By Paul Freeman [2007 Interview]

Jesse Colin Young may not perform as often as he once did, but his voice is as glorious as ever and his songs still touch a responsive chord. Audiences still warm to the positive glow of Young's music.

"We might only do 20 shows a year now," Young says. "So that keeps each show really special to me."

The Bay Area has always been special to Young. He lived for many years in Marin County, until a forest fire razed his Point Reyes property in 1995. He and his family moved into their second home, in Hawaii. Last year, they relocated to South Carolina, his wife's home state.

However, Young maintains an organic Kona coffee farm in the islands and expects a bumper crop. "Last year, we had to do a severe pruning, because I let the trees get too big. I'm from Queens, New York, where there's only one tree on the sidewalk, with a little fence around it," he said. "To keep the dogs from..."

Young's mother was a violinist and, in Queens, the family used to gather around the piano in the evening and sing.

After being ejected from prep school in his teens, Young discovered the lure of the blues. He admired the earthy songs of John Lee Hooker and Muddy Waters.

At 20, Young, accompanying himself on guitar, recorded his first album, "Soul of a City Boy." On his second record, "Young Blood," supporting musicians included John Sebastian.

Later hooking up with guitarist Jerry Corbitt, keyboardist/guitarist Lowell "Banana" Levinger and drummer Joe Bauer, Young formed the Youngbloods. In 1969, the band vaulted to the top of the charts with their anthem of peace and brotherhood, "Get Together." Young's compositions "Sunlight" and "Darkness, Darkness" also earned hit status.

In the '70s, Young released a series of acclaimed, highly successful solo albums.

After the fire, Young took time off from performing. Then, in Hawaii, he became fascinated with the slack key guitar and toured with his grown sons, one a drummer, the other a bass player.

His current band includes Young's wife Connie, a classically trained violinist. "It works beautifully," he says. "Something new for me, to have a violin. And new for her, to not be reading music, to just be pouring it out of her head and her heart."

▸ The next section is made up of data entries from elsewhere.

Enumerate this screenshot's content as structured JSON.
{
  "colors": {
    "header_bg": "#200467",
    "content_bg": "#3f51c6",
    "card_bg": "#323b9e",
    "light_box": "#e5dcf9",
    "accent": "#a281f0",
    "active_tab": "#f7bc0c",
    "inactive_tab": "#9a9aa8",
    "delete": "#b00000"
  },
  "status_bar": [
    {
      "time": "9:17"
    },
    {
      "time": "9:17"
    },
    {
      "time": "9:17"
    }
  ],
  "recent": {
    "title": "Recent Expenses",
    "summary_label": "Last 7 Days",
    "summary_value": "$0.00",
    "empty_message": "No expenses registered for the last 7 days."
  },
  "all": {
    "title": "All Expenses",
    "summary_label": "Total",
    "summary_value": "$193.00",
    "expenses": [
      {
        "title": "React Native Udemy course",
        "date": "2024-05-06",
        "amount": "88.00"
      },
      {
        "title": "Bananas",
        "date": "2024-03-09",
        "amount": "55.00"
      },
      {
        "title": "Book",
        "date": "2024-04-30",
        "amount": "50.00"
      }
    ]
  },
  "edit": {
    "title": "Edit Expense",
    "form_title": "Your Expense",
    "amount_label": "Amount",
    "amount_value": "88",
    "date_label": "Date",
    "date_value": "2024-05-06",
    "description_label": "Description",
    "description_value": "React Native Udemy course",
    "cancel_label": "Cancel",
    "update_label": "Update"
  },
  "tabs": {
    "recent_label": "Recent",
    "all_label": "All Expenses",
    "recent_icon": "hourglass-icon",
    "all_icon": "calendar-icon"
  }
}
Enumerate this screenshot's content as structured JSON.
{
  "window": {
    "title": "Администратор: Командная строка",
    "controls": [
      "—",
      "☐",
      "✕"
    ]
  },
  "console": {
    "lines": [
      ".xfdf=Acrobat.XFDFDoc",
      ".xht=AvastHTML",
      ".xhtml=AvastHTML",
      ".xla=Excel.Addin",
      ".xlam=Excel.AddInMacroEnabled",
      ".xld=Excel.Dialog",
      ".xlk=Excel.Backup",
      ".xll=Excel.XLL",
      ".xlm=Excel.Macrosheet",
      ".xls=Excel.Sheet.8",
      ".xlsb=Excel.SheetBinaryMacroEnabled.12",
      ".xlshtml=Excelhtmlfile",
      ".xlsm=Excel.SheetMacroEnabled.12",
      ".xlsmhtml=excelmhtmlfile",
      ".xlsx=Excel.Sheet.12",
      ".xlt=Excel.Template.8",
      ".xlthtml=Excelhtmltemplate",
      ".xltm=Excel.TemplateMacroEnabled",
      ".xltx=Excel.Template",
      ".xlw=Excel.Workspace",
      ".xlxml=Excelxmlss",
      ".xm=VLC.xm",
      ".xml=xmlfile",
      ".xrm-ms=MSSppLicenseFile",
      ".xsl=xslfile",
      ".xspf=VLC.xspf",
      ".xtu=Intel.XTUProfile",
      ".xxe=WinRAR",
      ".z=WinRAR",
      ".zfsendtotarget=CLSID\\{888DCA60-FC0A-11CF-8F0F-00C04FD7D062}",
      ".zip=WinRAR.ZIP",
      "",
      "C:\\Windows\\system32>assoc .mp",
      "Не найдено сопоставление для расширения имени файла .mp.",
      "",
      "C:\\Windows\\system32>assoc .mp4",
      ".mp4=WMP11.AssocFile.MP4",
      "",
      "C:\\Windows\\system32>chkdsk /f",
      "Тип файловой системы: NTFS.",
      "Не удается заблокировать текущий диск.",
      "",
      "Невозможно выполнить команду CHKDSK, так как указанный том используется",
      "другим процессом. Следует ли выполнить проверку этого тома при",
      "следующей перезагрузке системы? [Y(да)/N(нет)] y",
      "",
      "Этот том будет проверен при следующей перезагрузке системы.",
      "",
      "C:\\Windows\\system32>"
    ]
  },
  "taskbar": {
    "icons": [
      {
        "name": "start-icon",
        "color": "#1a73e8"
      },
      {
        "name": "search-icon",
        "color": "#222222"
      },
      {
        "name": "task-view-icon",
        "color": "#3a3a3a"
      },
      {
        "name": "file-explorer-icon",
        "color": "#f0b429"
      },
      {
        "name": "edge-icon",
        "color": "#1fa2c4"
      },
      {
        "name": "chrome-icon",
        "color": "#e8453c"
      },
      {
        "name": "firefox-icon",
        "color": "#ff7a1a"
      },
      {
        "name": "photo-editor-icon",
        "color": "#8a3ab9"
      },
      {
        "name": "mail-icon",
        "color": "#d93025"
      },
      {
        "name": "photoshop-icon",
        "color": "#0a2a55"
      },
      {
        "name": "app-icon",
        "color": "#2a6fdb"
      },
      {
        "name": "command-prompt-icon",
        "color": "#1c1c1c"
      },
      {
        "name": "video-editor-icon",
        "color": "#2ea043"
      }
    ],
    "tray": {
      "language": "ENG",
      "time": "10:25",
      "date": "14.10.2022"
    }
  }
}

The band has an identity all its own. "That's why I call it Celtic Mambo. The violin takes it in a Celtic direction. When you hear 'Darkness, Darkness' with a fiddle, it sounds like it could have been written in Scotland in 1800. Then Louis [Pinault], our drummer, plays congas, which can take it in a real mambo direction.

"There is that mambo/samba influence in my music, from when I was young," he said.

Young was also influenced by the movie "Black Orpheus," and its soundtrack composed by Luiz Bonfa, as well as the quintessential samba record, "Getz/Gilberto."

"I wonder how many tens of thousands of musicians are still in love with the samba, from hearing that one album," Young said. "I'm certainly one of them."

Young's set includes several new songs, as well as such timeless classics as "Song for Juli" and "Light Shine."

Even hits, in the new band setting, sound fresh. "We have to keep the old man interested. If you're open to it, things happen. Connie and I have been together 20 years and we're just now exploring playing music together professionally."

Young grew to prominence in the '60s, when an entire generation was exploring new musical forms, as well as new social and political ideas. "That was a special, unusual time when millions of people around the world were dreaming the same dream."

Always one to give back to the community, Young has been involved in many worthy causes, including The Dream Foundation and No Nukes. His "The Peace Song" is included on "Take Me Home -- A Sampler of American Artists for Peace."

Though his music is ageless, Young says his activism isn't as active as it used to be. "I've slowed down. When I meet young people, I say, 'I'm fading in the energy department. Y'all have to look at what's going on in the world, get excited about something and raise hell about it, because you've got the energy to burn.' ... I did," he said.

Fans are thankful that Young continues to occasionally muster the energy to perform. "It's just something I need to do once in a while. I don't need to do it a lot. But it's one of the ways I contribute to the world at large. You certainly wouldn't want me to fix your car, if you were stranded," he chuckled.